So, fast forward to this week and the BBC Trust’s review into News and Current Affairs output. Another hot potato in the world of radio, and as sure as eggs is eggs, it’s the commercial radio sector opening several kettles of fish. This sounds like Masterchef… and criticism doesn’t get much tougher than this. Unsurprisingly, the biggest gripe is aimed at the other Jeremy.
The history behind this factoid can be dated back to the very start of Radio 2, and prior to that, the Light Programme. Vine took over from Jimmy Young, whose mix of music and chat were a mainstay of the network for decades. Nowadays, Jeremy mixes phone ins with current affairs coverage and tunes.

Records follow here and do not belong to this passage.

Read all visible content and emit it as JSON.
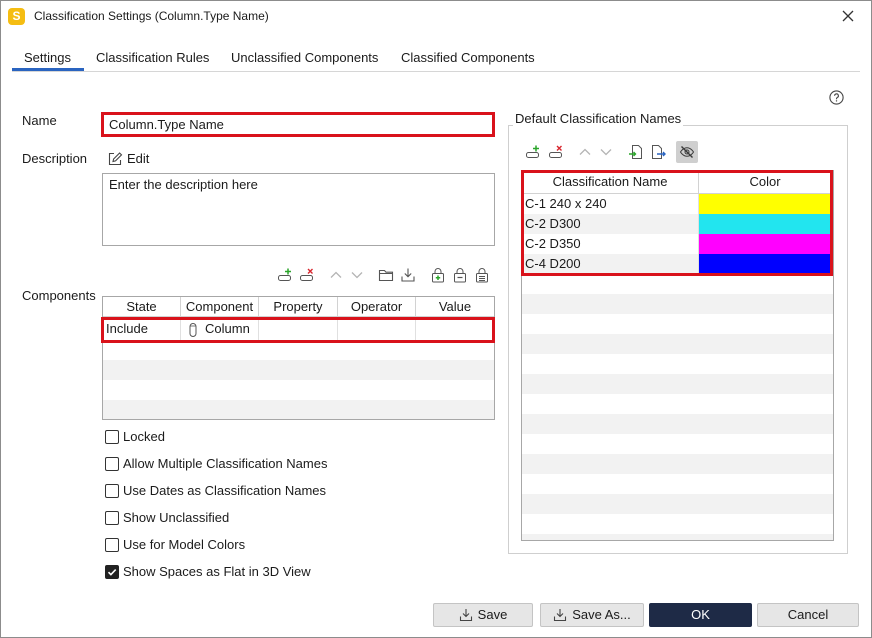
{
  "window": {
    "title": "Classification Settings (Column.Type Name)",
    "app_icon_letter": "S"
  },
  "tabs": [
    {
      "label": "Settings",
      "active": true
    },
    {
      "label": "Classification Rules",
      "active": false
    },
    {
      "label": "Unclassified Components",
      "active": false
    },
    {
      "label": "Classified Components",
      "active": false
    }
  ],
  "settings": {
    "name_label": "Name",
    "name_value": "Column.Type Name",
    "description_label": "Description",
    "edit_label": "Edit",
    "description_placeholder": "Enter the description here",
    "components_label": "Components"
  },
  "components_toolbar": [
    {
      "icon": "add-row-icon"
    },
    {
      "icon": "remove-row-icon"
    },
    {
      "icon": "move-up-icon",
      "enabled": false
    },
    {
      "icon": "move-down-icon",
      "enabled": false
    },
    {
      "icon": "open-folder-icon"
    },
    {
      "icon": "download-icon"
    },
    {
      "icon": "lock-add-icon"
    },
    {
      "icon": "lock-icon"
    },
    {
      "icon": "lock-list-icon"
    }
  ],
  "components_table": {
    "columns": [
      "State",
      "Component",
      "Property",
      "Operator",
      "Value"
    ],
    "rows": [
      {
        "state": "Include",
        "component": "Column",
        "component_icon": "column-icon",
        "property": "",
        "operator": "",
        "value": ""
      }
    ]
  },
  "options": [
    {
      "label": "Locked",
      "checked": false
    },
    {
      "label": "Allow Multiple Classification Names",
      "checked": false
    },
    {
      "label": "Use Dates as Classification Names",
      "checked": false
    },
    {
      "label": "Show Unclassified",
      "checked": false
    },
    {
      "label": "Use for Model Colors",
      "checked": false
    },
    {
      "label": "Show Spaces as Flat in 3D View",
      "checked": true
    }
  ],
  "default_names": {
    "title": "Default Classification Names",
    "toolbar": [
      {
        "icon": "add-row-icon"
      },
      {
        "icon": "remove-row-icon"
      },
      {
        "icon": "move-up-icon",
        "enabled": false
      },
      {
        "icon": "move-down-icon",
        "enabled": false
      },
      {
        "icon": "import-icon"
      },
      {
        "icon": "export-icon"
      },
      {
        "icon": "hide-icon",
        "active": true
      }
    ],
    "columns": [
      "Classification Name",
      "Color"
    ],
    "rows": [
      {
        "name": "C-1 240 x 240",
        "color": "#ffff00"
      },
      {
        "name": "C-2 D300",
        "color": "#22e5ef"
      },
      {
        "name": "C-2 D350",
        "color": "#ff00ff"
      },
      {
        "name": "C-4 D200",
        "color": "#0000ff"
      }
    ]
  },
  "footer": {
    "save_label": "Save",
    "save_as_label": "Save As...",
    "ok_label": "OK",
    "cancel_label": "Cancel"
  },
  "colors": {
    "accent": "#2a64c0",
    "highlight_border": "#d9121b",
    "ok_button": "#1e2a46",
    "app_icon": "#f5bd12"
  }
}
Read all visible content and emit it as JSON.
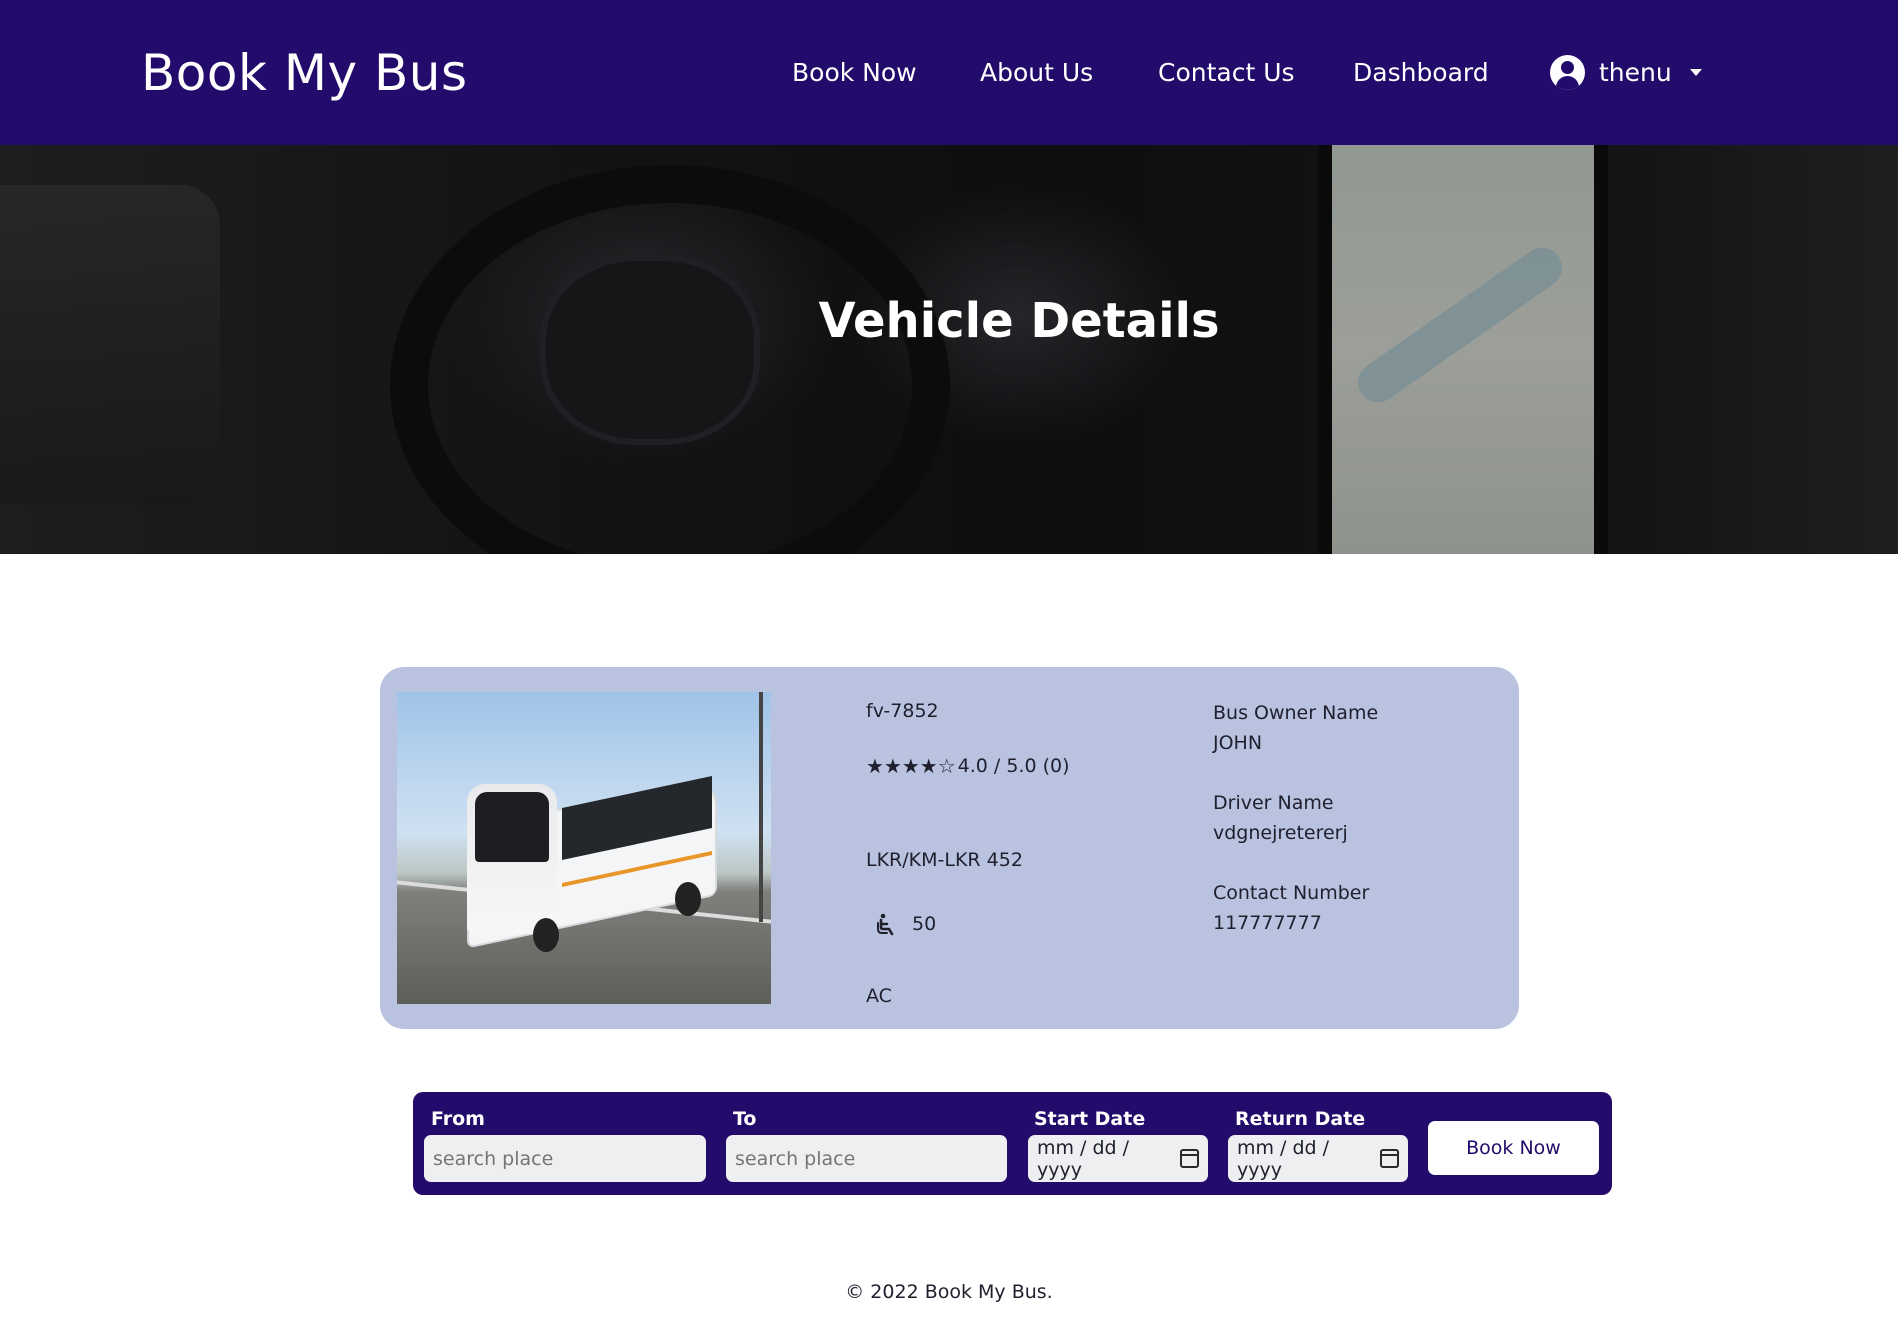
{
  "navbar": {
    "brand": "Book My Bus",
    "links": [
      "Book Now",
      "About Us",
      "Contact Us",
      "Dashboard"
    ],
    "user": "thenu"
  },
  "hero": {
    "title": "Vehicle Details"
  },
  "vehicle": {
    "registration": "fv-7852",
    "stars": "★★★★☆",
    "rating_value": 4,
    "rating_text": "4.0 / 5.0 (0)",
    "fare": "LKR/KM-LKR 452",
    "seats": "50",
    "type": "AC",
    "owner_label": "Bus Owner Name",
    "owner_value": "JOHN",
    "driver_label": "Driver Name",
    "driver_value": "vdgnejretererj",
    "contact_label": "Contact Number",
    "contact_value": "117777777"
  },
  "booking": {
    "from_label": "From",
    "from_placeholder": "search place",
    "to_label": "To",
    "to_placeholder": "search place",
    "start_label": "Start Date",
    "start_value": "mm / dd / yyyy",
    "return_label": "Return Date",
    "return_value": "mm / dd / yyyy",
    "button": "Book Now"
  },
  "footer": {
    "text": "© 2022 Book My Bus."
  },
  "colors": {
    "primary": "#230b6b",
    "card": "#b9c3e0",
    "input": "#eeeff1"
  }
}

But, according to the commercial radio lobby, too much music.
In its submission to the BBC Trust the industry body RadioCentre moans that Radio 2 – in its analysis – is failing to meet its current affairs remit. It concludes that “52% of the content is not news”, and refers back to the network’s Service Licence, which demands 100% speech in this slot.
What RadioCentre has highlighted is an anomaly of the prescriptive Service Licences – as defined by the same BBC Trust that carried out this review. But it’s presented by the commercial lobby as some sort of heinous crime, which must immediately be corrected. Basically, they’d like Radio 2 lunchtimes to be completely music free.
Of course, this would greatly help the majority of commercial stations, effectively wiping out their middle of the road competition in the middle of the day. And Radio Centre might have a point, if the BBC was – as a whole – failing to provide and form of News or Current Affairs in this slot. Of course, Radios 4 and 5 Live do just that. And the former is actually praised by RadioCentre for its depth of programming and coverage.
Commercial radio is forever facing challenges to cut costs while also demonstrating some form of commitment to local and national news. Maybe – just maybe – if one of the big groups provided a real and credible alternative to the Vine show – they might have a point (LBC excepted). And before the sector whines about an overstaffed BBC, Vine is actually run on a relatively small team compared to its Radio 4 counterparts. It would be “doable” on, say Smooth or Heart.
Of course, the commercial groups would never dream of such a mix at lunchtime. Bosses would call the notion “absurd”. But before they do, they should examine the credibility of their own demands.